Taxidermists preserve mammals, birds, reptiles and fish for display in museums or private collections.Job Category:
What you will do:
As part of your day-to-day duties, you may:
- keep accurate notes about an animal’s death
- use hand and power tools to remove the animal’s skin and skull
- make artificial parts like eyes, beaks, and fish scales
- build the interior support frame using wood, metal or plastic
- reconstruct the animal to create a lifelike model
- build a mount or natural backdrop for the display
- keep up to date with UK legislation on the use of dead animals
- knowledge of the fine arts
- design skills and knowledge
- to be able to carry out basic tasks on a computer or hand-held device
As well as:

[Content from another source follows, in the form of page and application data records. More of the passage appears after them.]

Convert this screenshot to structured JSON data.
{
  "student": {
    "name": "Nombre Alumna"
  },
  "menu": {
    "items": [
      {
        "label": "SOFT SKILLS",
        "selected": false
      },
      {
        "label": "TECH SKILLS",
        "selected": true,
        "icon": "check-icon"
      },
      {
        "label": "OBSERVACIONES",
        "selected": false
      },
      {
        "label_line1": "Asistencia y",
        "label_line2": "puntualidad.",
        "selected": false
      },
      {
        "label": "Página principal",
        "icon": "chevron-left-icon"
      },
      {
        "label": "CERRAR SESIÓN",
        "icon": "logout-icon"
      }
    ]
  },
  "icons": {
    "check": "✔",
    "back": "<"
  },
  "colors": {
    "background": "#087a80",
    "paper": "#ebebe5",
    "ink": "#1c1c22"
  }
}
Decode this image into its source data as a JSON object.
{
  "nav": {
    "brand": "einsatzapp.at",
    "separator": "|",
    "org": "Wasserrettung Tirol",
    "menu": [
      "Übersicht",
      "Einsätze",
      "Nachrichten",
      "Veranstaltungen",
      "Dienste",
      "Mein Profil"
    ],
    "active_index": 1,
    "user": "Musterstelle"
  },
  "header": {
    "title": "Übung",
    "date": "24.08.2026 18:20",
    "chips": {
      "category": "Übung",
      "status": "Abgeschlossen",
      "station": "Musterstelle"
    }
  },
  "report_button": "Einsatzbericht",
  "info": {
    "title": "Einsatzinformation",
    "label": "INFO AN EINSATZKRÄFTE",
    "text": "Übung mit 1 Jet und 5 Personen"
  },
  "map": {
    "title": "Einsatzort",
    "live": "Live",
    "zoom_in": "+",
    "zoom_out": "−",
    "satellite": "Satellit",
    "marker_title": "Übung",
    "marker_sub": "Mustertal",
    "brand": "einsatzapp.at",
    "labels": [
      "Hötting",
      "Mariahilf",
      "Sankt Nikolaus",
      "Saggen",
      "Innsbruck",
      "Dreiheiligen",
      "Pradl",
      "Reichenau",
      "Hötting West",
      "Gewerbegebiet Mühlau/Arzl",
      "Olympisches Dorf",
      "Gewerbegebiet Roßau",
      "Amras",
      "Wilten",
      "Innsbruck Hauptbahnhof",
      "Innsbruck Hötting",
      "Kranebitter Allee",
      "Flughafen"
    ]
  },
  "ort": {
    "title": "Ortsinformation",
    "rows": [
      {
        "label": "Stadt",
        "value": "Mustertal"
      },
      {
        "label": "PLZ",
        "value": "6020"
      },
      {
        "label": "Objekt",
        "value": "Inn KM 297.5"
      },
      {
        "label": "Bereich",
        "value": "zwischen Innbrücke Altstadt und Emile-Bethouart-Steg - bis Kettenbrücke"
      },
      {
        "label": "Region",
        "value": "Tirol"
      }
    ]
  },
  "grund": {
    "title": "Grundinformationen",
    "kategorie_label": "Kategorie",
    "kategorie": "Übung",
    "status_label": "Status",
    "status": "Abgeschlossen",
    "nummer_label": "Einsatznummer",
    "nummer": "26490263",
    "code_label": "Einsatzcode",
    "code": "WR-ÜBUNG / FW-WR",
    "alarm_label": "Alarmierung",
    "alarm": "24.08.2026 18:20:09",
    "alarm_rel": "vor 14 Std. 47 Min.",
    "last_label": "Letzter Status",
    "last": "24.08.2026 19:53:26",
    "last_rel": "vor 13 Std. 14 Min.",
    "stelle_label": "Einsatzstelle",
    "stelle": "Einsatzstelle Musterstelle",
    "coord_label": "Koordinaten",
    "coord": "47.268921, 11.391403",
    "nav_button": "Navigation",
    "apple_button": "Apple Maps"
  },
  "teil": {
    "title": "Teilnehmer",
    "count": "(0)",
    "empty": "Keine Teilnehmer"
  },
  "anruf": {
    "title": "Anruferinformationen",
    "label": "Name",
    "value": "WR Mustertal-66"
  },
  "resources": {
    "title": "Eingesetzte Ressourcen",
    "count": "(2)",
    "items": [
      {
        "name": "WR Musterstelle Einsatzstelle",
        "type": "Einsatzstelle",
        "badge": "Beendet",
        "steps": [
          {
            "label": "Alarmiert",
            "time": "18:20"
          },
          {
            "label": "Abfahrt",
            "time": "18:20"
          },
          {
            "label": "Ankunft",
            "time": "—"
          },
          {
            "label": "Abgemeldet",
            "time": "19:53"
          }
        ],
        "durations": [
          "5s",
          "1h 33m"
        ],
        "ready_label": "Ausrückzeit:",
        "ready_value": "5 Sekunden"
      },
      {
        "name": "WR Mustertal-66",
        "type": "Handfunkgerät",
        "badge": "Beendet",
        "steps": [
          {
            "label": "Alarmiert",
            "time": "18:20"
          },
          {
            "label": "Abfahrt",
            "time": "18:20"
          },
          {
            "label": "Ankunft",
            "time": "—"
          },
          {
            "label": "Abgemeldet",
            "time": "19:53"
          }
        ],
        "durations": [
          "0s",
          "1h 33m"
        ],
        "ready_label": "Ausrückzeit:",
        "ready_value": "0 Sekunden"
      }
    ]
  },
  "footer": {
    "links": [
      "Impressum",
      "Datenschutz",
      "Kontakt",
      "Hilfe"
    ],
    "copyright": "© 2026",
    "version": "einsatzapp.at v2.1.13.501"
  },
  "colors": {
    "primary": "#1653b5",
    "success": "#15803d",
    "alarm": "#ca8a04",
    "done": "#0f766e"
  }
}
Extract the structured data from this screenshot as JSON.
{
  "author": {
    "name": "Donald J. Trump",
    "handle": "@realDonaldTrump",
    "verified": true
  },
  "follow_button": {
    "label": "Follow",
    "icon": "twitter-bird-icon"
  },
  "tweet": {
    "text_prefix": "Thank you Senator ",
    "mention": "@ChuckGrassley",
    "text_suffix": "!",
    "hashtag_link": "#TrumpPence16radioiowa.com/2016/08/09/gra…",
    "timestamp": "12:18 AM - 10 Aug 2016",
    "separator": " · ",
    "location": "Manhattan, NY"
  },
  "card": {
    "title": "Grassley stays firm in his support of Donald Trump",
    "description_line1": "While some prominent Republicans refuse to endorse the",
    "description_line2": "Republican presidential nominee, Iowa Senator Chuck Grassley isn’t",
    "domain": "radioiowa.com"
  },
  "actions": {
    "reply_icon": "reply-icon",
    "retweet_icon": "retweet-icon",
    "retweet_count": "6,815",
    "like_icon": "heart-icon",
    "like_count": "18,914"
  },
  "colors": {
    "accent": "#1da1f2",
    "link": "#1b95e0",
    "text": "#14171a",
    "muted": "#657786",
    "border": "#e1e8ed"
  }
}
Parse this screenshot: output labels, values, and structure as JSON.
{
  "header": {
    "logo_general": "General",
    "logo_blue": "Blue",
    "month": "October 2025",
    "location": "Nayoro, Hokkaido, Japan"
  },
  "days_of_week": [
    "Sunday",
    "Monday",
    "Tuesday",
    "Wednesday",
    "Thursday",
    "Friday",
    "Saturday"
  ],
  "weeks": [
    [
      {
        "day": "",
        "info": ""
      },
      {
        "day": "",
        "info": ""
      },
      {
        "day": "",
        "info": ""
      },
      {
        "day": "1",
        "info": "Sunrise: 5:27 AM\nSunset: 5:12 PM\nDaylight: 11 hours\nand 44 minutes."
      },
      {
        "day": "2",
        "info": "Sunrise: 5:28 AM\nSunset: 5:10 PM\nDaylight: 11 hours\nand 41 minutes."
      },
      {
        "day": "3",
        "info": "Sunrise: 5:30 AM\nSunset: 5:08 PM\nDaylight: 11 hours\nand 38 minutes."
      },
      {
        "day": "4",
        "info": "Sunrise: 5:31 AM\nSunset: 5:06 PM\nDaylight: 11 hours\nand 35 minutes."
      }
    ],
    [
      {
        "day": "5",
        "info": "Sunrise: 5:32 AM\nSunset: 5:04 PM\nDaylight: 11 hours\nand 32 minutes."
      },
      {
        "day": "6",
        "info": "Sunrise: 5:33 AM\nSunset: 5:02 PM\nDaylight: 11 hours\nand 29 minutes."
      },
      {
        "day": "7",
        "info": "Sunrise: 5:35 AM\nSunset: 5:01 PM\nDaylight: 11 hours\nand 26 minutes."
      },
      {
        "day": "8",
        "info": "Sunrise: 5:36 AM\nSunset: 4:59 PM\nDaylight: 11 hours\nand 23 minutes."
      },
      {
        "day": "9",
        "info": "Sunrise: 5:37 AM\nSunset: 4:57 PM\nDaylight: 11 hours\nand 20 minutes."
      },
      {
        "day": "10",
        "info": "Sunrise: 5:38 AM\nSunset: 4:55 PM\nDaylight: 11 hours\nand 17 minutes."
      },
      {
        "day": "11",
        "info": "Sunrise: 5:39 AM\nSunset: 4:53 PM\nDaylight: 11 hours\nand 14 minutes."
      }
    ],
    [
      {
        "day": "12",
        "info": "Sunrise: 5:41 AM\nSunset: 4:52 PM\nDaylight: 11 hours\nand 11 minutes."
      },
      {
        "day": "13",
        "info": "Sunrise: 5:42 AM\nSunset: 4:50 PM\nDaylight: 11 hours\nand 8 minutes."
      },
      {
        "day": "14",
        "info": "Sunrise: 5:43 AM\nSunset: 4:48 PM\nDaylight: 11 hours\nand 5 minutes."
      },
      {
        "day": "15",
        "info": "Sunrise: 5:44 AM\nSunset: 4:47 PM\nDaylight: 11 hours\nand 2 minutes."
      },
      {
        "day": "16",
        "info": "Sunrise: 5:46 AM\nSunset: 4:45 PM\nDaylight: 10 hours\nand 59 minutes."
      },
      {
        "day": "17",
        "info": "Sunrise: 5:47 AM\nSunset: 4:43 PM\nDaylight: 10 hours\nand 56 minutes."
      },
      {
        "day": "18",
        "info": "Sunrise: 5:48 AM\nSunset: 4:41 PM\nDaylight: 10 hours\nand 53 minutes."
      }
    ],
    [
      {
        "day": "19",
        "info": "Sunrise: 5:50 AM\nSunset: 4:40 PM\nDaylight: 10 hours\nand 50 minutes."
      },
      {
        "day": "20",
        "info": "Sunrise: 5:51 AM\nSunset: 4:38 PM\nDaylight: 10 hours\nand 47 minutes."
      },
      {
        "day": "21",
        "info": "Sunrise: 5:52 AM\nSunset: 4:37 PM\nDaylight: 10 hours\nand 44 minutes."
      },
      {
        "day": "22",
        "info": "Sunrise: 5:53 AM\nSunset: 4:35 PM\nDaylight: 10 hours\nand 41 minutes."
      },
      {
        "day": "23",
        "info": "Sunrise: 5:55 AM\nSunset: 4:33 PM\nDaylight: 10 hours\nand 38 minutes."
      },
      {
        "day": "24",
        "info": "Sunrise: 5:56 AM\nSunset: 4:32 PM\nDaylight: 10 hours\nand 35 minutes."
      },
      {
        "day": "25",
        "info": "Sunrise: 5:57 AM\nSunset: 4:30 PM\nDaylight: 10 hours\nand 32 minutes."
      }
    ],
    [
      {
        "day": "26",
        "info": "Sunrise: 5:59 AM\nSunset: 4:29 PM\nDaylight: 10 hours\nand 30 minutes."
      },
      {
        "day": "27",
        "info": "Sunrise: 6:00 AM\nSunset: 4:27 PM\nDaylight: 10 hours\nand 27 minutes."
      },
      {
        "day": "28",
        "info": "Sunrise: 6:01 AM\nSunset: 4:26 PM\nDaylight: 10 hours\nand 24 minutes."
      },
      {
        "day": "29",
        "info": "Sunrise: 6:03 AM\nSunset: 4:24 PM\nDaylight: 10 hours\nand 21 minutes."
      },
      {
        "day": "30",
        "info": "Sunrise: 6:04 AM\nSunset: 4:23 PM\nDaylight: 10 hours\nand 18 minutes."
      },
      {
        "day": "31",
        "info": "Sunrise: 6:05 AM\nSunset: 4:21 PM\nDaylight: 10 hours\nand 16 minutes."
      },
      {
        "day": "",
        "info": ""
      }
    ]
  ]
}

Taxidermy is the art and science of preserving and mounting deceased animals. While there are no specific subjects that are directly related to becoming a taxidermist, you can focus on developing skills and knowledge that are useful in this field. The path to becoming a taxidermist typically involves informal training, apprenticeships, or specialized taxidermy courses. Here are some subjects that may be indirectly relevant:
- Art and Design: Taxidermy requires artistic skills to recreate the natural appearance of animals. Courses in art and design can help you develop your artistic abilities and attention to detail.
- Biology: A basic understanding of animal anatomy, biology, and physiology is essential in taxidermy. This knowledge helps ensure that the mounted animal appears lifelike.
- Chemistry: Some knowledge of chemicals and preservation methods used in taxidermy can be beneficial.
- Mathematics: Basic math skills are important for taking measurements and making precise calculations when creating the armature and positioning the animal.
- Craft and Design Technology: This subject can help you develop practical skills that are useful in the preparation and mounting of animals.
You can get into this job through:
- working towards this role
- specialist training courses
You could start as an assistant by finding a taxidermist who is willing to take you on and train you. You’ll need an interest in taxidermy and some artistic ability.
It may also be possible to work as a customer service assistant in a larger workshop, dealing with enquiries and booking appointments. You would then train while working to get the skills and knowledge needed to qualify.
You could do an introductory course in taxidermy, offered by qualified members of the Guild of Taxidermists.
This would be a good way to learn more about the job and to meet people in the industry, which could lead to a trainee position.
You may find it helpful to have experience or qualifications in biology, anatomy or art and design.
UK Restrictions and Requirements
Taxidermy is governed by strict regulations, covered by the Wildlife and Countryside Act 1981 and the Convention on International Trade in Endangered Species of Wild Fauna and Flora.
Working Hours and Environment:
Your typical woking hours could be variable.
You could work in a creative studio, in a workshop or in a museum.
Your working environment may be cramped and involve using chemicals.
You may need to wear protective clothing.
Career Path & Progression:
You could lead a team of taxidermists in a museum or offer workshops for taxidermy amateurs and professionals.
If you’re self-employed, you could sell your own work or offer a repairs and restoration service. You could also hire out models to the props department of a film, TV or theatre production.
As your experience grows, you could become a master taxidermist and get specialist commissions.